Soon the heart damage resulted after aheart attackcanbeconsiderablyreversedusing stem cells extracted from the patient’s ownheart. During a heart attack,the heart muscleis deprived of oxygen due to the formation of a blood clot. Therefore, even if the patient’s heart heals after thisunfortunate event,a scar tissue is formed and that the heart pumping functionis affected. For this reason, researchers worldwide are working to find a way to heal heart tissue and improve heart function resulted from prolonged ischemia.

Scientists at Cedars-Sinai Heart Institute performed a study to determine whether stem cells extracted from the patient’sown heart can help repair the newlyformedscar tissue . The study was conducted ona group of25 patients. One month after suffering a heart attack, patients underwent a special procedure duringwhicha tube into a vein in the neck to reach the heart was insertedand a sample of heart tissue was removed. Stem cells from the tissue sample were then grown in the laboratory. When researchers managed to obtain about 25 million cells, they injected the stem cells backin the arteriessurrounding the heartof thepatient.

Cardiac Stem Cell

Cardiac Stem Cell

The research found that after the heart attack about 24% of the left ventricularwas represented by scar tissue. This percentage went downafter 6 months of treatment to 16%. Subsequently, a year after the procedure, the results showed that scar tissue accounted foronly 12% of the left ventricle.

Scientists stated that stem cells“have an unprecedented ability to reduce scar and simultaneously stimulate the regrowth of healthy [heart] tissue”. Althoughthe researchmainobjective was to test thesafety of the method,scientists alsoobserved during this particular studyhow stem cell therapy stimulates healthy tissue growth and promotesscar tissue removal .

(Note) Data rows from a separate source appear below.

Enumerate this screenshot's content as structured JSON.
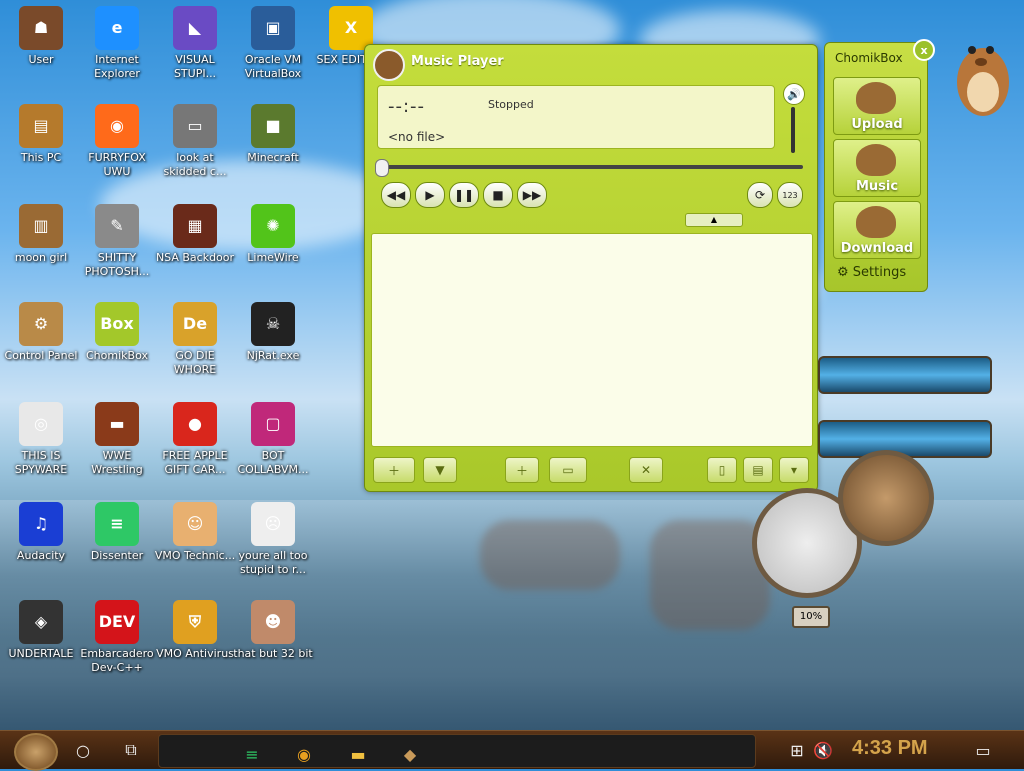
{
  "desktop": {
    "icons": [
      {
        "label": "User",
        "color": "#7a4a2a",
        "glyph": "☗"
      },
      {
        "label": "Internet Explorer",
        "color": "#1e90ff",
        "glyph": "e"
      },
      {
        "label": "VISUAL STUPI...",
        "color": "#6a4bc4",
        "glyph": "◣"
      },
      {
        "label": "Oracle VM VirtualBox",
        "color": "#2a5d9a",
        "glyph": "▣"
      },
      {
        "label": "SEX EDITO...",
        "color": "#f0c000",
        "glyph": "X"
      },
      {
        "label": "This PC",
        "color": "#b57a2c",
        "glyph": "▤"
      },
      {
        "label": "FURRYFOX UWU",
        "color": "#ff6a1a",
        "glyph": "◉"
      },
      {
        "label": "look at skidded c...",
        "color": "#777777",
        "glyph": "▭"
      },
      {
        "label": "Minecraft",
        "color": "#5b7a2e",
        "glyph": "■"
      },
      {
        "label": "moon girl",
        "color": "#9a6a34",
        "glyph": "▥"
      },
      {
        "label": "SHITTY PHOTOSH...",
        "color": "#8a8a8a",
        "glyph": "✎"
      },
      {
        "label": "NSA Backdoor",
        "color": "#6a2a1a",
        "glyph": "▦"
      },
      {
        "label": "LimeWire",
        "color": "#52c41a",
        "glyph": "✺"
      },
      {
        "label": "Control Panel",
        "color": "#b98a48",
        "glyph": "⚙"
      },
      {
        "label": "ChomikBox",
        "color": "#a3c82a",
        "glyph": "Box"
      },
      {
        "label": "GO DIE WHORE",
        "color": "#d9a22a",
        "glyph": "De"
      },
      {
        "label": "NjRat.exe",
        "color": "#222222",
        "glyph": "☠"
      },
      {
        "label": "THIS IS SPYWARE",
        "color": "#e8e8e8",
        "glyph": "◎"
      },
      {
        "label": "WWE Wrestling",
        "color": "#8a3a1a",
        "glyph": "▬"
      },
      {
        "label": "FREE APPLE GIFT CAR...",
        "color": "#d9261c",
        "glyph": "●"
      },
      {
        "label": "BOT COLLABVM...",
        "color": "#c0287a",
        "glyph": "▢"
      },
      {
        "label": "Audacity",
        "color": "#1a3ed4",
        "glyph": "♫"
      },
      {
        "label": "Dissenter",
        "color": "#2ec866",
        "glyph": "≡"
      },
      {
        "label": "VMO Technic...",
        "color": "#e8b070",
        "glyph": "☺"
      },
      {
        "label": "youre all too stupid to r...",
        "color": "#eeeeee",
        "glyph": "☹"
      },
      {
        "label": "UNDERTALE",
        "color": "#333333",
        "glyph": "◈"
      },
      {
        "label": "Embarcadero Dev-C++",
        "color": "#d4141a",
        "glyph": "DEV"
      },
      {
        "label": "VMO Antivirus",
        "color": "#e0a020",
        "glyph": "⛨"
      },
      {
        "label": "that but 32 bit",
        "color": "#c08a6a",
        "glyph": "☻"
      }
    ]
  },
  "music_player": {
    "title": "Music Player",
    "time": "--:--",
    "status": "Stopped",
    "file": "<no file>",
    "controls": {
      "rewind": "◀◀",
      "play": "▶",
      "pause": "❚❚",
      "stop": "■",
      "forward": "▶▶",
      "repeat": "⟳",
      "order": "123"
    },
    "progress": 0
  },
  "chomikbox": {
    "title": "ChomikBox",
    "close": "x",
    "upload": "Upload",
    "music": "Music",
    "download": "Download",
    "settings": "Settings"
  },
  "steam_widget": {
    "gauge_value": "10%"
  },
  "taskbar": {
    "clock": "4:33 PM"
  }
}
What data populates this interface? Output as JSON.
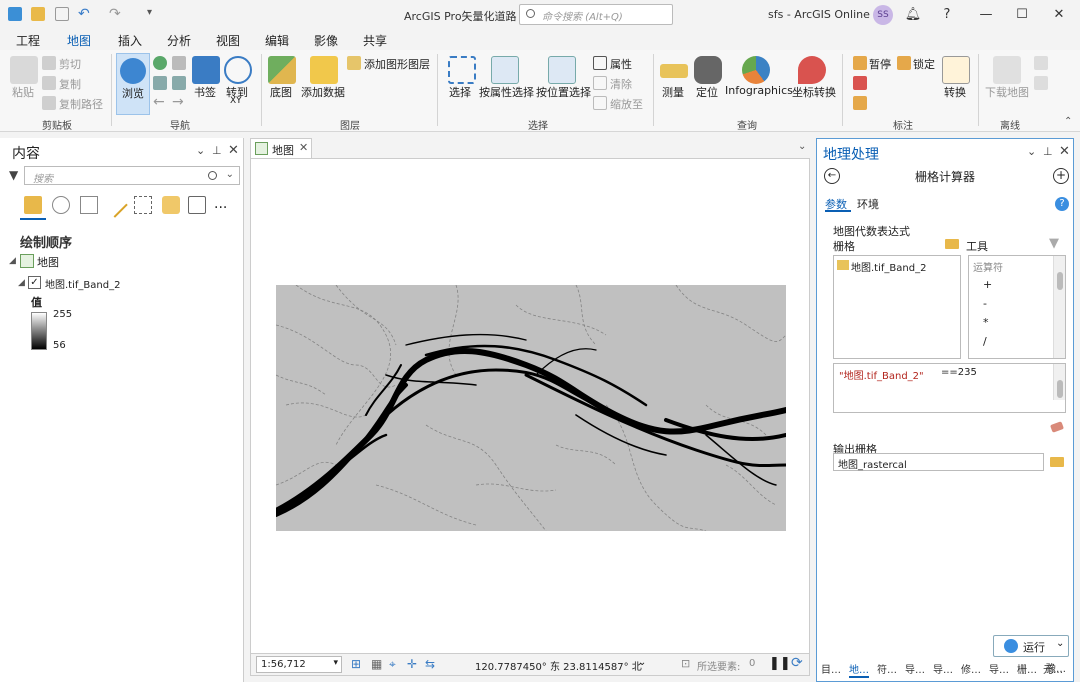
{
  "titlebar": {
    "app_title": "ArcGIS Pro矢量化道路",
    "search_placeholder": "命令搜索 (Alt+Q)",
    "account": "sfs - ArcGIS Online",
    "avatar": "SS",
    "help": "?",
    "minimize": "—",
    "maximize": "☐",
    "close": "✕"
  },
  "tabs": [
    "工程",
    "地图",
    "插入",
    "分析",
    "视图",
    "编辑",
    "影像",
    "共享"
  ],
  "ribbon": {
    "clipboard": {
      "paste": "粘贴",
      "cut": "剪切",
      "copy": "复制",
      "copy_path": "复制路径",
      "label": "剪贴板"
    },
    "navigate": {
      "explore": "浏览",
      "bookmarks": "书签",
      "goto": "转到",
      "goto_sub": "XY",
      "label": "导航"
    },
    "layer": {
      "basemap": "底图",
      "add_data": "添加数据",
      "add_graphics": "添加图形图层",
      "label": "图层"
    },
    "selection": {
      "select": "选择",
      "by_attr": "按属性选择",
      "by_loc": "按位置选择",
      "attributes": "属性",
      "clear": "清除",
      "zoom_to": "缩放至",
      "label": "选择"
    },
    "inquiry": {
      "measure": "测量",
      "locate": "定位",
      "infographics": "Infographics",
      "convert": "坐标转换",
      "label": "查询"
    },
    "labeling": {
      "pause": "暂停",
      "lock": "锁定",
      "convert": "转换",
      "label": "标注"
    },
    "offline": {
      "download": "下载地图",
      "label": "离线"
    }
  },
  "contents": {
    "title": "内容",
    "search_placeholder": "搜索",
    "drawing_order": "绘制顺序",
    "map_name": "地图",
    "layer_name": "地图.tif_Band_2",
    "legend_title": "值",
    "legend_high": "255",
    "legend_low": "56",
    "more": "..."
  },
  "map": {
    "tab_label": "地图",
    "scale": "1:56,712",
    "coords": "120.7787450° 东  23.8114587° 北",
    "selected_label": "所选要素:",
    "selected_count": "0"
  },
  "geoprocessing": {
    "title": "地理处理",
    "tool_title": "栅格计算器",
    "tab_params": "参数",
    "tab_env": "环境",
    "map_algebra": "地图代数表达式",
    "rasters_label": "栅格",
    "tools_label": "工具",
    "raster_item": "地图.tif_Band_2",
    "operators_label": "运算符",
    "operators": [
      "+",
      "-",
      "*",
      "/"
    ],
    "expr_part1": "\"地图.tif_Band_2\"",
    "expr_part2": "==235",
    "output_label": "输出栅格",
    "output_value": "地图_rastercal",
    "run": "运行",
    "bottom_tabs": [
      "目…",
      "地…",
      "符…",
      "导…",
      "导…",
      "修…",
      "导…",
      "栅…",
      "元…",
      "豫…"
    ]
  },
  "colors": {
    "accent": "#0a5fb4",
    "raster_bg": "#c0c0c0",
    "road": "#000000"
  }
}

Over a decade ofcell therapy trialsfailed toachieve comparable results until now.According to study author Dr. Eduardo Marban, he and his team arethe first to record sucha success. Effects are substantial and the results are better than they were inthe animal testing phase.

However,even ifstem cellsmanged torestore ventricular total capacity,the ejection fractionremained unchanged (amount of blood ejectedwith each beat from the left ventricle). Furthermore, other scientists whorecognize the findingsas verypromising, suggest that the study was conductedona very small sample of patients and therefore further researchon larger samplesis requiredfor more accurate data.